== Provided records
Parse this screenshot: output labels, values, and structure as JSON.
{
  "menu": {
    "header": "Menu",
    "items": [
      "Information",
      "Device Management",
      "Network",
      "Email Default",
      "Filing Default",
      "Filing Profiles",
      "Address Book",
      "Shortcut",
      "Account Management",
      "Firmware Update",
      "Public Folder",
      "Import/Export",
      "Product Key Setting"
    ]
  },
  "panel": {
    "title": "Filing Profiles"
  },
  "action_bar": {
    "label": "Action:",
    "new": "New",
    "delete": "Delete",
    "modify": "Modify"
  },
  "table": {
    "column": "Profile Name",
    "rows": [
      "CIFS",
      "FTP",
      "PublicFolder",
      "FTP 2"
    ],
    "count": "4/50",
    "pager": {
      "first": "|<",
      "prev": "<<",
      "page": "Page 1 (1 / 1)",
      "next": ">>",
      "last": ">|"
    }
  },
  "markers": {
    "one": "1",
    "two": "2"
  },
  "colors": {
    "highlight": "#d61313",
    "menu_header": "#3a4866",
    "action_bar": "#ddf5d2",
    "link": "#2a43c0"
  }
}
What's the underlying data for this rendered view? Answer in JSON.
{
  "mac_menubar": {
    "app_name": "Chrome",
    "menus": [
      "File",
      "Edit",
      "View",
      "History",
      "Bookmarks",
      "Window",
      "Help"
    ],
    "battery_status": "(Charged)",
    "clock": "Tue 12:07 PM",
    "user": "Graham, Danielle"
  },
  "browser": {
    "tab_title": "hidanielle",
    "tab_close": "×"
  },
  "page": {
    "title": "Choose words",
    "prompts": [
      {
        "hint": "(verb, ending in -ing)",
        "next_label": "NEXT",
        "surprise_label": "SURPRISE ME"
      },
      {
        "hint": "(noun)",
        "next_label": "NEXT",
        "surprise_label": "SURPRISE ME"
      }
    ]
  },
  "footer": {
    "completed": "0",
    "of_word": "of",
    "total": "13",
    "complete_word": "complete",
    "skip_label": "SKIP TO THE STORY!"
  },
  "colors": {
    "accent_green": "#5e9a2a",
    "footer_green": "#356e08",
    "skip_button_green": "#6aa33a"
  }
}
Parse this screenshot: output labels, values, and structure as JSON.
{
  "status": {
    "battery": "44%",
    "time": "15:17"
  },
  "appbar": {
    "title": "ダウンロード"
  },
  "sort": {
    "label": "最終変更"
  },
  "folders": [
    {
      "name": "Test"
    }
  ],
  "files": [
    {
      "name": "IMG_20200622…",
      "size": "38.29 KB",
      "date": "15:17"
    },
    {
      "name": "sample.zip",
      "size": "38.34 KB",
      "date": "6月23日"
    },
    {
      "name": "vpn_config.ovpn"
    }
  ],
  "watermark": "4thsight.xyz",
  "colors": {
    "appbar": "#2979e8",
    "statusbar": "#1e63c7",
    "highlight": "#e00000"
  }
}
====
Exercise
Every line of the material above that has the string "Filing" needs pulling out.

Response to this task
      "Filing Default",
      "Filing Profiles",
    "title": "Filing Profiles"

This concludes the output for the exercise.